I –who thought  I’d done everything- have done nothing of this particular sort before, this much hushing of what wants to come out of my mouth, what messages my breath could carry if only I felt that gate open, what riches lie in the field beyond silence.

Yet. I know better. One thing these forty years have given me, slim chance to play the cards correctly, risking the immediate for dignity and a measure of patience. Never could wait well. Waiting now, waiting for I am not sure when he’ll get off ferry and come to me, what that will be like, how even as I type I am aware of this day shifting to be what I hoped for, how disappointed I’d have been if he couldn’t come, how I would have been just fine.

Puncture. Caress. Opposite poles. I am not good at this.

Non sum ego quod feuran. I am not what I was. Not what I was in April, in this room with the children and the summer just bending around the corner, what that summer would hold, the waiting, the joy and the sudden sickness. I haven’t told that story on paper yet, again waiting, feels less essential to me than this puzzle of how I got to wanting this much, solving the mystery of why I focus on the one thing in a hundred that is not in my power to solve, this dilemma that isn’t, this lesson in – again- letting things be as they may be, and learning to let them go.  

To Consider This Summer Morning – Mary Oliver & Andre Dubus III

Andre said he read a poem every morning before sitting down to write. I can do at least that much, here, and practice the sitting.

“Someone I loved once gave me a box full of darkness. It took me years to understand that this too, was a gift.” MO

“The most regretful people on earth are those who felt the call to creative work, who felt their own creative power restive and uprising, and gave to it neither power nor time.”  MO

“Ten times a day something happens to me like this – some strengthening throb of amazement – some good sweet empathic ping and swell. This is the first, the wildest and the wisest thing I know: that the soul exists and is built entirely out of attentiveness.” MO

“So every day
So every day
I was surrounded by the beautiful crying forth
of the ideas of God,
one of which was you.” MO

“I go down to the shore in the morning
and depending on the hour the waves
are rolling in or moving out,
and I say, oh, I am miserable,
what shall—
what should I do? And the sea says
in its lovely voice:
Excuse me, I have work to do.” MO

“Most of the time I feel stupid, insensitive, mediocre, talentless and vulnerable—like I’m about to cry any second—and wrong. I’ve found that when that happens, it usually means I’m writing pretty well, pretty deeply, pretty rawly.” AD

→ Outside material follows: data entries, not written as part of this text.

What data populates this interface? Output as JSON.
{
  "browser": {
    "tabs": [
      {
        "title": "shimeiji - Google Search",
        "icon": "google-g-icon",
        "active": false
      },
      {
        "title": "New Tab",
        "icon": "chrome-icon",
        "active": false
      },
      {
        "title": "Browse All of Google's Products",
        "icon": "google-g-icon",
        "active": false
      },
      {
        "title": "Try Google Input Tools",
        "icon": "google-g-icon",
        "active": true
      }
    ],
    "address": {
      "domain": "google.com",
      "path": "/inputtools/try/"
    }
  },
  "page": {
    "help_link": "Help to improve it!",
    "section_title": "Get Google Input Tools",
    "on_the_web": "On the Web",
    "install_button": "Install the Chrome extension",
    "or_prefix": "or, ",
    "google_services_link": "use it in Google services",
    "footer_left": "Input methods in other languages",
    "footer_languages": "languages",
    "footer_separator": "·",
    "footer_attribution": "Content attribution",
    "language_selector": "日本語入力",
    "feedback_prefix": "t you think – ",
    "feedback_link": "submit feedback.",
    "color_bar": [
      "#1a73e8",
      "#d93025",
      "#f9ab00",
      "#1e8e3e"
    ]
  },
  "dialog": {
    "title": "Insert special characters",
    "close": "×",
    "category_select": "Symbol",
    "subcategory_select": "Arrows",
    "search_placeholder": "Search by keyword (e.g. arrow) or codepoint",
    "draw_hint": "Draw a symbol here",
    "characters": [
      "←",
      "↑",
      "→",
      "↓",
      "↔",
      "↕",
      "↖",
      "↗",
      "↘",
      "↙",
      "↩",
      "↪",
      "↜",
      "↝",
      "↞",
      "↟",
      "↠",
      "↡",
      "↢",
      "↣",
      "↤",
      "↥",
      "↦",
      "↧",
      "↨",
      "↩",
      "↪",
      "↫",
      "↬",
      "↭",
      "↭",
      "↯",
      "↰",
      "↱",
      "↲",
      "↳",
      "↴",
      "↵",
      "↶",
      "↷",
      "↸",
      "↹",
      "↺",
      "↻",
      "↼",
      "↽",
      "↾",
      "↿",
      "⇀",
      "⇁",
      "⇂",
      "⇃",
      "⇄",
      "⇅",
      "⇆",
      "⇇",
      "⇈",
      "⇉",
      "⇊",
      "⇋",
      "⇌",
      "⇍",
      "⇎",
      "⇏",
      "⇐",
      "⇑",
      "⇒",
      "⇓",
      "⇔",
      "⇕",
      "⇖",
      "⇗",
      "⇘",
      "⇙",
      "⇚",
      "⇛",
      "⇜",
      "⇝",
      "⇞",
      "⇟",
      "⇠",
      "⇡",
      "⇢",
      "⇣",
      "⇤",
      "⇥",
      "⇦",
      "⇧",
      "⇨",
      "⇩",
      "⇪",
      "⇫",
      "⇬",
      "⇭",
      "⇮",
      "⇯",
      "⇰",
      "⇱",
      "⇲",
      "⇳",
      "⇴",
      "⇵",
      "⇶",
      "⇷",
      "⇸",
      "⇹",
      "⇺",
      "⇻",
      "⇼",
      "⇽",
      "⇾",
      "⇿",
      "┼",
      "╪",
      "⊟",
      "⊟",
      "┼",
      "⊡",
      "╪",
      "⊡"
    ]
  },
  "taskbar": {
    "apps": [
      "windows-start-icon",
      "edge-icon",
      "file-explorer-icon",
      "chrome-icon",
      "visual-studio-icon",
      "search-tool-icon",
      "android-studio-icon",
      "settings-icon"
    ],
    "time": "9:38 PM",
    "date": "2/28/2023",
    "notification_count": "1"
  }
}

“And I felt more like me than I ever had, as if the years I’d lived so far had formed layers of skin and muscle over myself that others saw as me when the real one had been underneath all along, and I knew writing- even writing badly- had peeled away those layers, and I knew then that if I wanted to stay awake and alive, if I wanted to stay me, I would have to keep writing.”  AD

I took a class last year with Andre Dubus III (author House of Sand and Fog and Townie) . Being around a man from Newburyport was the gift of New England home on a rainy Seattle afternoon, and we have a mutual friend in Joe Salvatore (author of To Assume a Pleasing Shape /editor of the Brooklyn Rail), from Brockton, a friend from a thousand barefoot years ago. I take these writing classes to remind me of what I have always thought I would do – and should do. Andre said he read a poem every morning before sitting down to write. I can do at least that much, here, and practice the sitting.